What is being asked: Show every line below where "BLACK" appears.

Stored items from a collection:
● ● ● ● ● ● ●
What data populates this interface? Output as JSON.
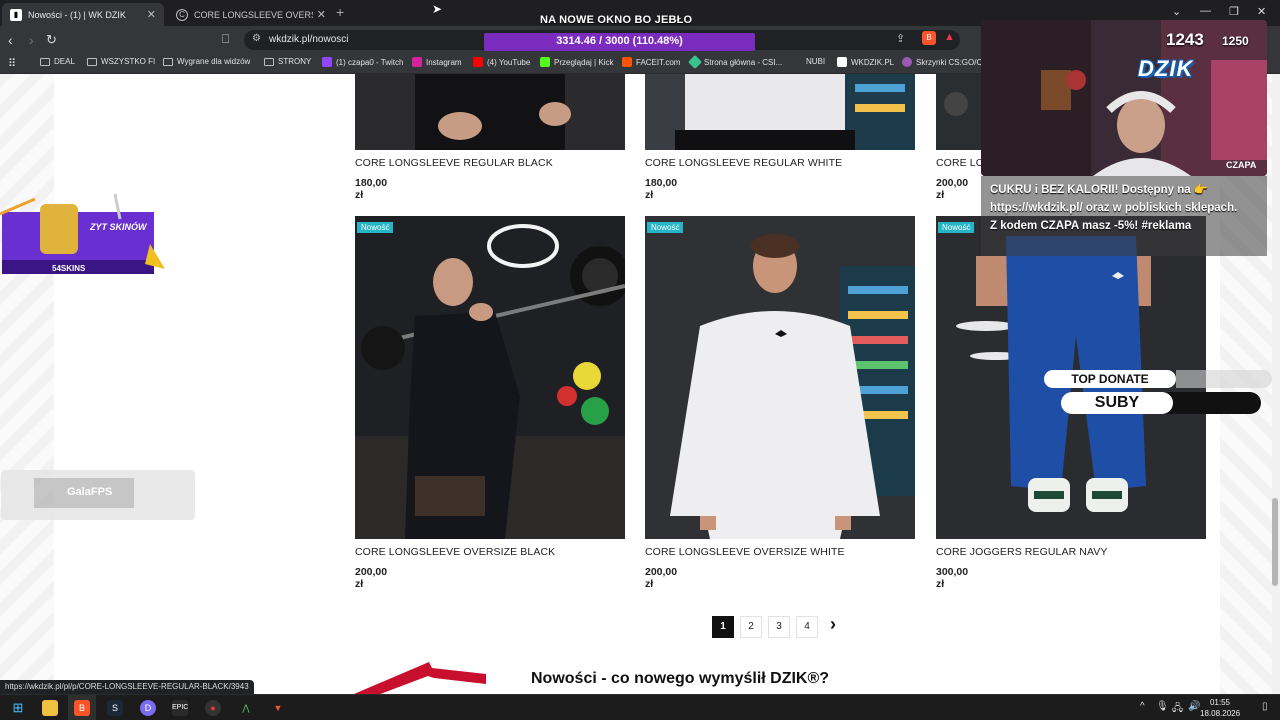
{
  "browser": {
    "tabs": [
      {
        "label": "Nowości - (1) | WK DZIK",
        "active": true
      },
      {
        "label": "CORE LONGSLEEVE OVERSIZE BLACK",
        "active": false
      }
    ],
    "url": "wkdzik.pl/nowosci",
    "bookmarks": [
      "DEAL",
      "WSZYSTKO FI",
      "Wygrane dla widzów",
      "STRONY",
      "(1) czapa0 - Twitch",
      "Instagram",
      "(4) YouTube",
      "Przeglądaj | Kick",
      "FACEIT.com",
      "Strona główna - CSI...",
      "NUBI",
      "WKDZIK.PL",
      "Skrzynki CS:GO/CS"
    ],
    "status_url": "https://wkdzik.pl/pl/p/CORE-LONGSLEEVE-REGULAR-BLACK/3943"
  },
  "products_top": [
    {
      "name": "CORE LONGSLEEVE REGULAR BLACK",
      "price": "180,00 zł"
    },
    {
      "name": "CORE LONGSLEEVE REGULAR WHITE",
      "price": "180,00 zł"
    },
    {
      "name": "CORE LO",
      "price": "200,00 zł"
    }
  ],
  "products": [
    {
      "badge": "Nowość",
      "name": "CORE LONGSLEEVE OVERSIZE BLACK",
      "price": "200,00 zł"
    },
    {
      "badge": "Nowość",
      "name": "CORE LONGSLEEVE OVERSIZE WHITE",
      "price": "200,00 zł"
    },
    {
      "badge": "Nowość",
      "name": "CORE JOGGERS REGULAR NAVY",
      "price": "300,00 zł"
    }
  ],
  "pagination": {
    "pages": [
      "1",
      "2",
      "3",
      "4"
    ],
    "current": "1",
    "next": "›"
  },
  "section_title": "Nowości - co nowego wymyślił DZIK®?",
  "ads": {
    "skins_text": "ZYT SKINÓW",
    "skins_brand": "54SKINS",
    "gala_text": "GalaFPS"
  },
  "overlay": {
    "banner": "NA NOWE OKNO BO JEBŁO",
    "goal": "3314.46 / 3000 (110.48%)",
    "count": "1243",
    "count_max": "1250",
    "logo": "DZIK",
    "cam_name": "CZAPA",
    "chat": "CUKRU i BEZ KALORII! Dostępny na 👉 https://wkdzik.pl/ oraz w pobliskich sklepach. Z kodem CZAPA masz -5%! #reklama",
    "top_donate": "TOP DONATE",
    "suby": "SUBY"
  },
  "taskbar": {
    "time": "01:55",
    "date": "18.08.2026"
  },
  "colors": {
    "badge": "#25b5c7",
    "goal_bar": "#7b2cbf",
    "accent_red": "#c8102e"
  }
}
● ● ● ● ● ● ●
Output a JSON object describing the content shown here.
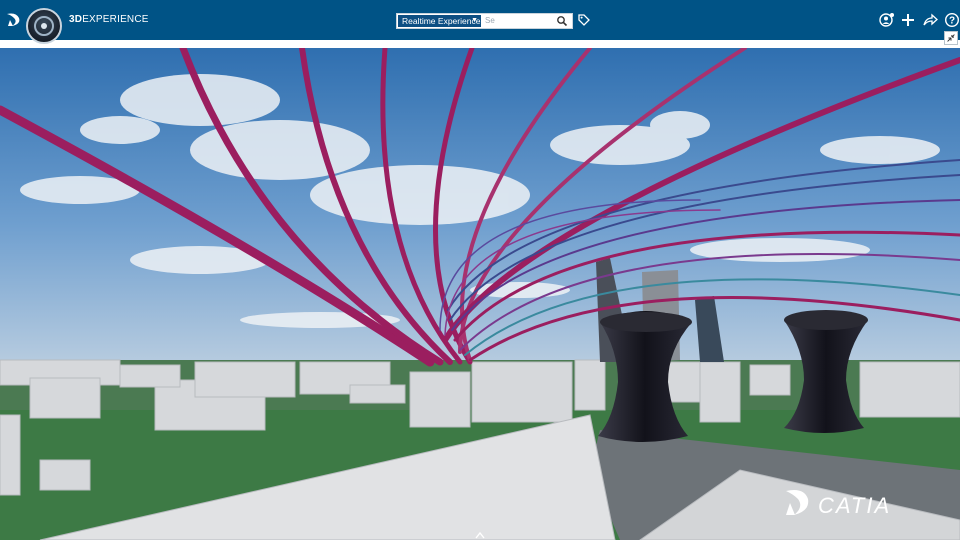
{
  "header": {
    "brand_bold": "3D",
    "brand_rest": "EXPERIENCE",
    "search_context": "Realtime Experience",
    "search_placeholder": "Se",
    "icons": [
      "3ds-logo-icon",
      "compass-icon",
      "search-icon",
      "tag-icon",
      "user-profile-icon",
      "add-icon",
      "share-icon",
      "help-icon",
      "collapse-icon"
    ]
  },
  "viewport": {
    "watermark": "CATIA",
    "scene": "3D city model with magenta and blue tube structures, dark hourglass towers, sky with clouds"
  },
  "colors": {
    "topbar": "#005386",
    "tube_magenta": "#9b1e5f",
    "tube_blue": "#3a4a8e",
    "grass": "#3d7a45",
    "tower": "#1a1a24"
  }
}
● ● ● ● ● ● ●
Response area:
        "label": "CORE LONGSLEEVE OVERSIZE BLACK",
    "status_url": "https://wkdzik.pl/pl/p/CORE-LONGSLEEVE-REGULAR-BLACK/3943"
      "name": "CORE LONGSLEEVE REGULAR BLACK",
      "name": "CORE LONGSLEEVE OVERSIZE BLACK",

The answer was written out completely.